= What is being asked =
Search the records below for "version" and copy every line it turns up in.

□ □ □ □ □

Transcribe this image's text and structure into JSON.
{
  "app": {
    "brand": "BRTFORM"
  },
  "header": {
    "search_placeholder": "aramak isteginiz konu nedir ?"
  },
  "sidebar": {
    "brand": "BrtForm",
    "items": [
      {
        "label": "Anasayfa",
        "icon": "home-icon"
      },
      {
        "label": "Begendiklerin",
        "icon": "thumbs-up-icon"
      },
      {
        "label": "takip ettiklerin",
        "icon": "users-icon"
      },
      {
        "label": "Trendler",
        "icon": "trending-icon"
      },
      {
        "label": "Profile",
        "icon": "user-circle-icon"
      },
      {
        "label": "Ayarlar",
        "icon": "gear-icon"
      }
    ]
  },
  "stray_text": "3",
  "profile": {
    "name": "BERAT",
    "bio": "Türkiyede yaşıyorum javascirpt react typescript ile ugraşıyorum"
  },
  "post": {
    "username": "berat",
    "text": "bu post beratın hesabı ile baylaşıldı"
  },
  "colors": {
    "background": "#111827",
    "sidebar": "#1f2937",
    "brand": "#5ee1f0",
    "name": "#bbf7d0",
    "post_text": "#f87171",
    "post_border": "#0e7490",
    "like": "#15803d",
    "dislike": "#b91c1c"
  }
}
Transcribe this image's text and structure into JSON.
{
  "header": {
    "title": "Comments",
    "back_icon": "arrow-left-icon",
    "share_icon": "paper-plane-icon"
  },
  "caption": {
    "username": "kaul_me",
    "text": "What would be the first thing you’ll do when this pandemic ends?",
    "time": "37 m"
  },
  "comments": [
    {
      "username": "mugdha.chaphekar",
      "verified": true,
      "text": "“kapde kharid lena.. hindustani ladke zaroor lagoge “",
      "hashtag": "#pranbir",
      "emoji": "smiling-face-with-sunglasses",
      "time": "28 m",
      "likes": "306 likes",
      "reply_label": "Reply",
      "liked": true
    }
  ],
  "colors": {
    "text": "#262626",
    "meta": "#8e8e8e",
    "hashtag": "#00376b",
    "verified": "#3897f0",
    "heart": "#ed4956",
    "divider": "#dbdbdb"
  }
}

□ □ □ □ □

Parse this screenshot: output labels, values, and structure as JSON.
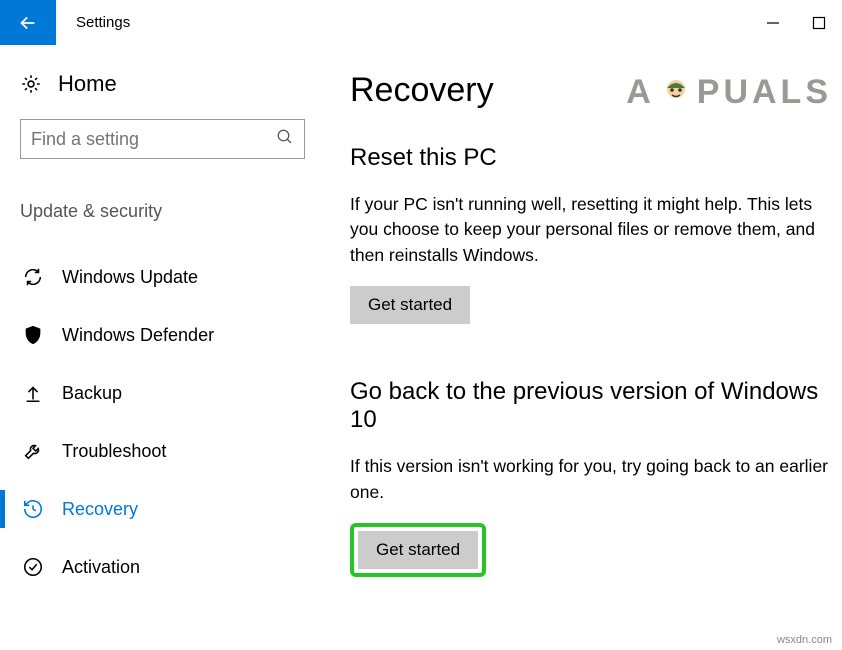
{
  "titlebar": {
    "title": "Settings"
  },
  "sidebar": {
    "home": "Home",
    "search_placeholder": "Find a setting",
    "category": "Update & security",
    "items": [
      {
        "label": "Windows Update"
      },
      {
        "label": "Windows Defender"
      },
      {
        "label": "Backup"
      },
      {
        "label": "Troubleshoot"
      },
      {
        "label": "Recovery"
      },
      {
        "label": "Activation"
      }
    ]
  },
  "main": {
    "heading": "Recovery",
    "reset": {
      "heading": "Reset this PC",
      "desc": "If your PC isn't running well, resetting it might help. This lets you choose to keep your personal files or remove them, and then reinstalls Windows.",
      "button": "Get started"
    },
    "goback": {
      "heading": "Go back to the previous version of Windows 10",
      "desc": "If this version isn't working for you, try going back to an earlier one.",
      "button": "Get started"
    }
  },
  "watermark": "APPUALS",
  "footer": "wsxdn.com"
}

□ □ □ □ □

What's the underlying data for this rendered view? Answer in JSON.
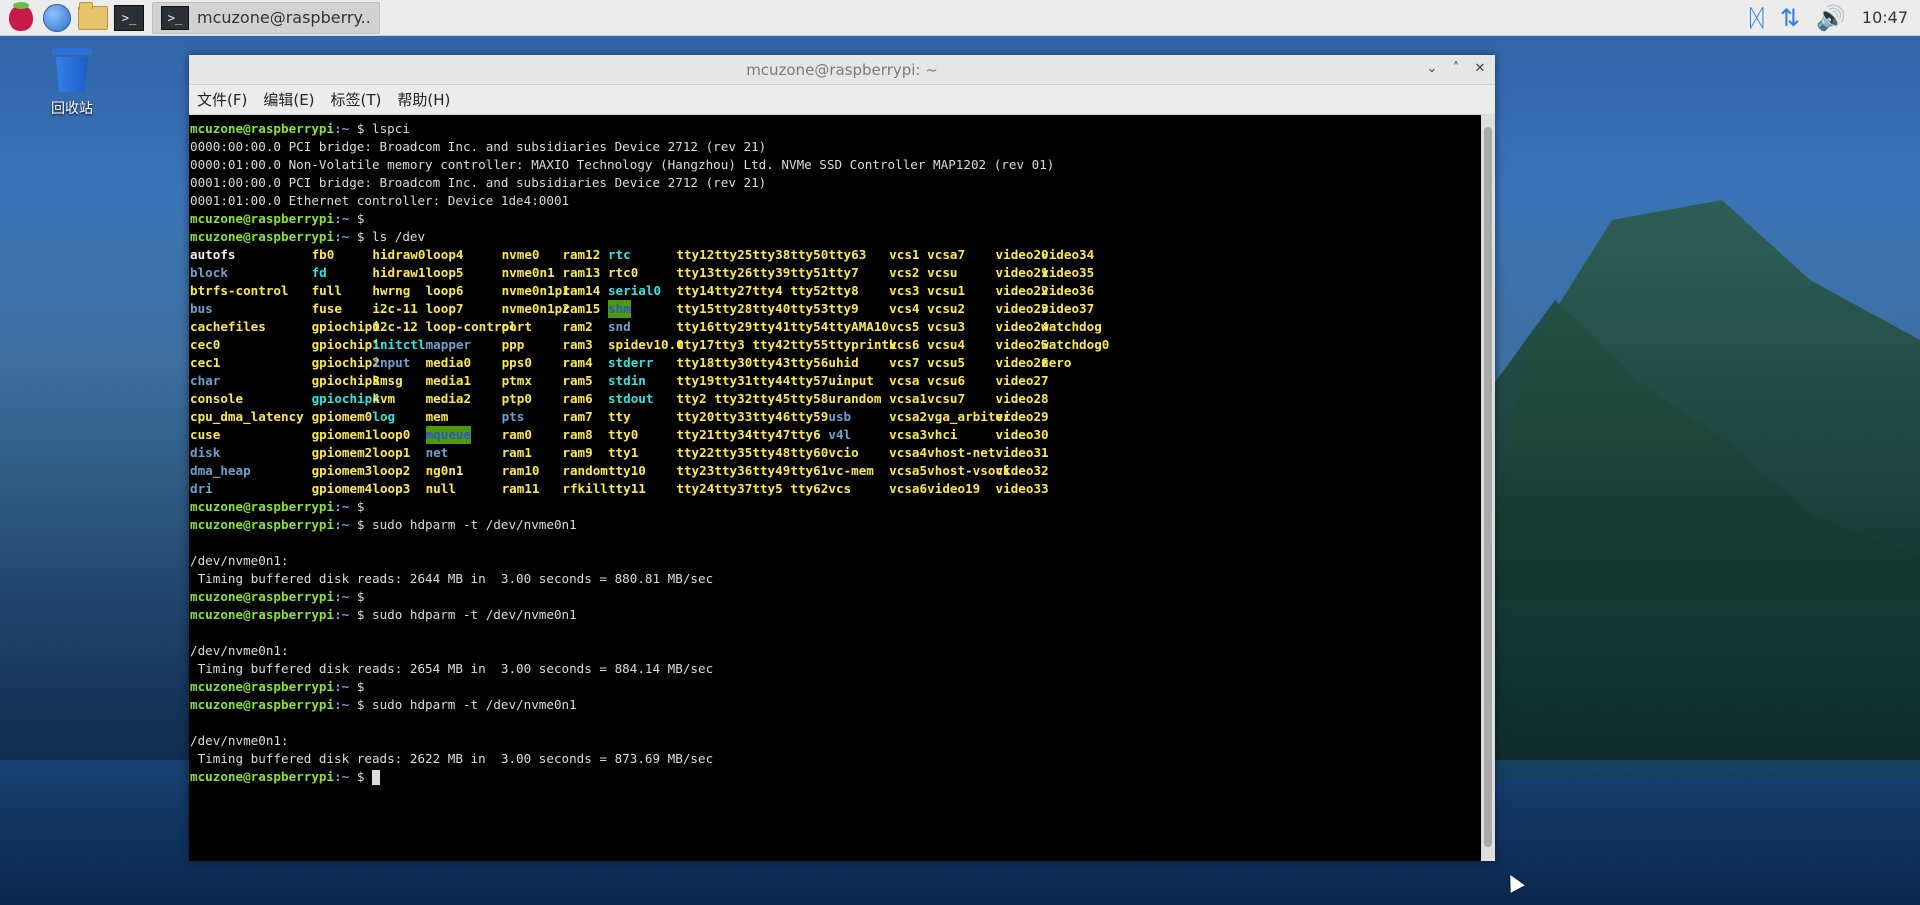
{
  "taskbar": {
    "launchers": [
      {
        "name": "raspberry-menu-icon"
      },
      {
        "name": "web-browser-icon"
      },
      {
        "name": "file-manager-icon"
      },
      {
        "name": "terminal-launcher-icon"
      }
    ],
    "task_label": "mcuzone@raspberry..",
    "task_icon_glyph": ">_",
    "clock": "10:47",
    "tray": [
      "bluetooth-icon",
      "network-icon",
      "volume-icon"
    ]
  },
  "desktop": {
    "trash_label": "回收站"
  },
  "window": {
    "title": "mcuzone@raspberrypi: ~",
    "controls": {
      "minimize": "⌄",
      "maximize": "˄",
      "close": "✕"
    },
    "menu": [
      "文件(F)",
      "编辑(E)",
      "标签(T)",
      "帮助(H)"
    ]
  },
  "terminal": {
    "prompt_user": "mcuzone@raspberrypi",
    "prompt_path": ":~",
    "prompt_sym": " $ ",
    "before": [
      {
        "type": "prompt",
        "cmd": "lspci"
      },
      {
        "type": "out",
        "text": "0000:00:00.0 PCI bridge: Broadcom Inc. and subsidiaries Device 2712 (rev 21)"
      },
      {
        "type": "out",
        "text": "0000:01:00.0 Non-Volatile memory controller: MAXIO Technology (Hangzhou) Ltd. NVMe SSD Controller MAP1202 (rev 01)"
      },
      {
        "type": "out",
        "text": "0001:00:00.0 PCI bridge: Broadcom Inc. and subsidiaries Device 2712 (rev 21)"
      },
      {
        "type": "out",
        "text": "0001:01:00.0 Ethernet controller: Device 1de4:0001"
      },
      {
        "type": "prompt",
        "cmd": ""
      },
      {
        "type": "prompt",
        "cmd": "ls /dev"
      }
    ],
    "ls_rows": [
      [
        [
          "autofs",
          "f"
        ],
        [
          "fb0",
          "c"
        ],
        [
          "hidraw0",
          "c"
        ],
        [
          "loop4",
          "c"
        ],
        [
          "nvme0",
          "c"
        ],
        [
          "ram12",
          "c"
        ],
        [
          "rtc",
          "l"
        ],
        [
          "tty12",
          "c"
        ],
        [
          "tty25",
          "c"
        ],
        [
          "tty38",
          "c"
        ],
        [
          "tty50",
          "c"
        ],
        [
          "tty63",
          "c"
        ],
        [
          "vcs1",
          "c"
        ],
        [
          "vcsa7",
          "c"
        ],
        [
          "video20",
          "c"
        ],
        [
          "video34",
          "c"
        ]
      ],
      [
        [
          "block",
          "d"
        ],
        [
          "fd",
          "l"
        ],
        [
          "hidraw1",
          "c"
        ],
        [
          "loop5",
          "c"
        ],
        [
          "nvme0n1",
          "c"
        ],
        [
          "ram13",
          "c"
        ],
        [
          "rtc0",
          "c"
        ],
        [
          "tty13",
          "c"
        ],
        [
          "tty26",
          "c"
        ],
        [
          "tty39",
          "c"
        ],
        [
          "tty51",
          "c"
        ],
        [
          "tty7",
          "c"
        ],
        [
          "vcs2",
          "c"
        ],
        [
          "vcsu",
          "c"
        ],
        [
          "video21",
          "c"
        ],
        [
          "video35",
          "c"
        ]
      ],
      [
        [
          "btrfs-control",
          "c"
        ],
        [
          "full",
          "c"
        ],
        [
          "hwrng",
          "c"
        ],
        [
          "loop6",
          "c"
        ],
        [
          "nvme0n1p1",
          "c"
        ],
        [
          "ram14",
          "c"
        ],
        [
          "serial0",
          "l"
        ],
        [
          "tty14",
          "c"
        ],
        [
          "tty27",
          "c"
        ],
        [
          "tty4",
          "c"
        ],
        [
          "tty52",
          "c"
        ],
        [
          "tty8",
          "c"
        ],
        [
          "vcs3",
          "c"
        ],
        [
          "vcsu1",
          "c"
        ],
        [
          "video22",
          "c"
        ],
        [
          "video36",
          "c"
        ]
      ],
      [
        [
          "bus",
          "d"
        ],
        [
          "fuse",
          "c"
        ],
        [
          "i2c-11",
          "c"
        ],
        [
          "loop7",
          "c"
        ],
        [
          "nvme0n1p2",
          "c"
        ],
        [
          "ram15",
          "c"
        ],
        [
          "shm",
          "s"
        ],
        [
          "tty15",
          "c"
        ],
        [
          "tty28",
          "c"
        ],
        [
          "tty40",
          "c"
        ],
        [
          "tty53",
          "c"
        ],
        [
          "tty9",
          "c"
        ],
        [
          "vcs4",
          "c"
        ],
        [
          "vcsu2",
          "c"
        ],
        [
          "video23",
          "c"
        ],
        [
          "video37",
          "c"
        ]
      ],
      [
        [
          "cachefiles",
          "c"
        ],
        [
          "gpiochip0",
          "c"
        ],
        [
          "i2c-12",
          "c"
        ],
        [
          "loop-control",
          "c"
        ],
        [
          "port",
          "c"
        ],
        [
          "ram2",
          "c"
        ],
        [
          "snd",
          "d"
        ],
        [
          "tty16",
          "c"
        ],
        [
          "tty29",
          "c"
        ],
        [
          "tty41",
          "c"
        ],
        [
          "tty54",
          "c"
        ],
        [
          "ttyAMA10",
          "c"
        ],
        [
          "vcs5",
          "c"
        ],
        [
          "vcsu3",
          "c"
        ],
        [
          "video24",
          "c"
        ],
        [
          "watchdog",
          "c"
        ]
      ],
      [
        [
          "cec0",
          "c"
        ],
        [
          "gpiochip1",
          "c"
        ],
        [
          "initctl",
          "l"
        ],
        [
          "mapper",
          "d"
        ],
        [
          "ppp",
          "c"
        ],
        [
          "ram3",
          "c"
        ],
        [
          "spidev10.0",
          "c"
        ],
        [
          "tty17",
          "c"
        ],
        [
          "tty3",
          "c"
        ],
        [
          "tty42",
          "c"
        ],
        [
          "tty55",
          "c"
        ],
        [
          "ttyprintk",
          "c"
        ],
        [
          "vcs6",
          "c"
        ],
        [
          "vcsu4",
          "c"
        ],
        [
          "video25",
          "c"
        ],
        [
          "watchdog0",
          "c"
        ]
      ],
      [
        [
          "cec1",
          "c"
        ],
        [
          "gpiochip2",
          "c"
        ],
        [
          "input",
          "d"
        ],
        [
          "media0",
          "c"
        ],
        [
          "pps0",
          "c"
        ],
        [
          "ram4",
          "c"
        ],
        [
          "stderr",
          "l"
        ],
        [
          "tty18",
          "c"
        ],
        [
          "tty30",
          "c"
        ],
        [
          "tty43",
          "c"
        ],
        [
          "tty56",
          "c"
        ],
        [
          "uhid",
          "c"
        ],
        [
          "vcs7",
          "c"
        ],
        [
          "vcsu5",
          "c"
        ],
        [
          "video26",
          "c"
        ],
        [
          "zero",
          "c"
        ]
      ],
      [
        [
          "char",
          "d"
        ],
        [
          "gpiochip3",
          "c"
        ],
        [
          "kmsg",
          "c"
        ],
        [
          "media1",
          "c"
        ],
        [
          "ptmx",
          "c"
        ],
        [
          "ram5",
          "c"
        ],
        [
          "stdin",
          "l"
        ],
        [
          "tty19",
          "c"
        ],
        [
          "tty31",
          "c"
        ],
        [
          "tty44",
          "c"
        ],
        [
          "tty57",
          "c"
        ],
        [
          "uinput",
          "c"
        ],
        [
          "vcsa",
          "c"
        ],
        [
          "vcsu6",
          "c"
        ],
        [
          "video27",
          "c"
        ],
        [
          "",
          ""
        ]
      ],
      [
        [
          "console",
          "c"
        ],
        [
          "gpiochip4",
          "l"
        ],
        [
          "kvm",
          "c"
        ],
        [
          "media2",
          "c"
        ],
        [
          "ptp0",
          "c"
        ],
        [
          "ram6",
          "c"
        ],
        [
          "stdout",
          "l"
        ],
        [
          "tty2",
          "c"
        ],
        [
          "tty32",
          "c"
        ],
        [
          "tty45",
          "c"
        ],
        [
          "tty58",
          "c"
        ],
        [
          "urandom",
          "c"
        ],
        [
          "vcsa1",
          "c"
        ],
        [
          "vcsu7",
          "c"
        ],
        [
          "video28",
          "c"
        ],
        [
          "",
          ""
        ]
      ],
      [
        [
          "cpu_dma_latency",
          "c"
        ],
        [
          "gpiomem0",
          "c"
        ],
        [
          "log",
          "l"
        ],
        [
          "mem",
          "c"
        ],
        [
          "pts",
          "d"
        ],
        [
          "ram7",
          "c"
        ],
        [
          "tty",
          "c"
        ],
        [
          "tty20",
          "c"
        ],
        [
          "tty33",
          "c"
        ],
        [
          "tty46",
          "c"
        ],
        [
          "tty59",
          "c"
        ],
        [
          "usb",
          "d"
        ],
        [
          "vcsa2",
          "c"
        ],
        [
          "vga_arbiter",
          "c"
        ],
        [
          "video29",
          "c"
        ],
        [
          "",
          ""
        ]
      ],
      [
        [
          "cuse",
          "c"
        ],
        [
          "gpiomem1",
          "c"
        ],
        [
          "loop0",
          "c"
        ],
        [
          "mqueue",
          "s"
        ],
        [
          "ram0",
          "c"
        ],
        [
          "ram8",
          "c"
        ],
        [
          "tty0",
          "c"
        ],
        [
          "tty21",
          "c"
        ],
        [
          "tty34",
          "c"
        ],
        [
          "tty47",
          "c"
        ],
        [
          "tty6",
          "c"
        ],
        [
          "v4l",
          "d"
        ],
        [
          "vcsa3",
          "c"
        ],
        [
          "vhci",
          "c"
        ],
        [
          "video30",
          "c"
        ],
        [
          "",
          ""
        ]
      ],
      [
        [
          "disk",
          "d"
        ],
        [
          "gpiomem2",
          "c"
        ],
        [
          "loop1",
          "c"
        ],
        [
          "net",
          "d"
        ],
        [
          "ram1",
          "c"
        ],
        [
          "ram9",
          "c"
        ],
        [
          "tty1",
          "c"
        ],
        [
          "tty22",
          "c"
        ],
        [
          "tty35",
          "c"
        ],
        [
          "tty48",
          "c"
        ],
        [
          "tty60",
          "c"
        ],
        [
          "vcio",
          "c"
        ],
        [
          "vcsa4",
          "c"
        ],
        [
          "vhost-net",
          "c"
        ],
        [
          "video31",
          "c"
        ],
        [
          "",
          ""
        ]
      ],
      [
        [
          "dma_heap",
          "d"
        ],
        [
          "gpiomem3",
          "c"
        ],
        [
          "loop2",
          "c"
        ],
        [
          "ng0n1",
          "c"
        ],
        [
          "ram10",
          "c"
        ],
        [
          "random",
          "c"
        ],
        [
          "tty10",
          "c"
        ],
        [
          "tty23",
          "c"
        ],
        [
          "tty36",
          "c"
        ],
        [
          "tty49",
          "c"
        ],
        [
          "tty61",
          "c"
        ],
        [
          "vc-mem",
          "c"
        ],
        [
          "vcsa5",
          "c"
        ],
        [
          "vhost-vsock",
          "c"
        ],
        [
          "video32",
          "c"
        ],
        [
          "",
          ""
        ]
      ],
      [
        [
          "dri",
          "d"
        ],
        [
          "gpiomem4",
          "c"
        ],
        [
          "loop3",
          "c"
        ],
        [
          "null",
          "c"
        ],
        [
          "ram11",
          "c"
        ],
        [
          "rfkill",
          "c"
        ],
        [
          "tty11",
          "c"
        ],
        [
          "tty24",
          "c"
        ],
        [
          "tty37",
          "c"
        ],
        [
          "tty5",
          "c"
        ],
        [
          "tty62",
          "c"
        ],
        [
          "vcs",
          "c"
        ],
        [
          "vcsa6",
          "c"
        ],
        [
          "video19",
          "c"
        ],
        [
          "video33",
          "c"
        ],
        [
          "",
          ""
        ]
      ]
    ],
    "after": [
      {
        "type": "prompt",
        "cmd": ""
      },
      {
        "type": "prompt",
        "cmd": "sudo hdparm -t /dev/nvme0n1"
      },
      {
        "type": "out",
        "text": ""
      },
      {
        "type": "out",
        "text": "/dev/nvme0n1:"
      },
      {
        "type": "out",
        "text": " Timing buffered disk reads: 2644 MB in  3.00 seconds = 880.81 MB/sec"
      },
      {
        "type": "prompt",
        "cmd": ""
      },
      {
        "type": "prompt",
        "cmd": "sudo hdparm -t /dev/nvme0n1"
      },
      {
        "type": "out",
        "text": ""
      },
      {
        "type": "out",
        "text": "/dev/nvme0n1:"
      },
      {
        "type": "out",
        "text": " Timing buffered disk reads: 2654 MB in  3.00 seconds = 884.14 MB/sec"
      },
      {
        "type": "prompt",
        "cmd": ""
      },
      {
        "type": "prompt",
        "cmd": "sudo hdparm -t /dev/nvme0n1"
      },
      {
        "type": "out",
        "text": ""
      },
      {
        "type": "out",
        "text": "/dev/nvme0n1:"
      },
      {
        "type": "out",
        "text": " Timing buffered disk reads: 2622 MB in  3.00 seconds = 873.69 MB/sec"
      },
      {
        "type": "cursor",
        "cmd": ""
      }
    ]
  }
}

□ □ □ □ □

= Output for this task =
      "heading": "Go back to the previous version of Windows 10",
      "desc": "If this version isn't working for you, try going back to an earlier one.",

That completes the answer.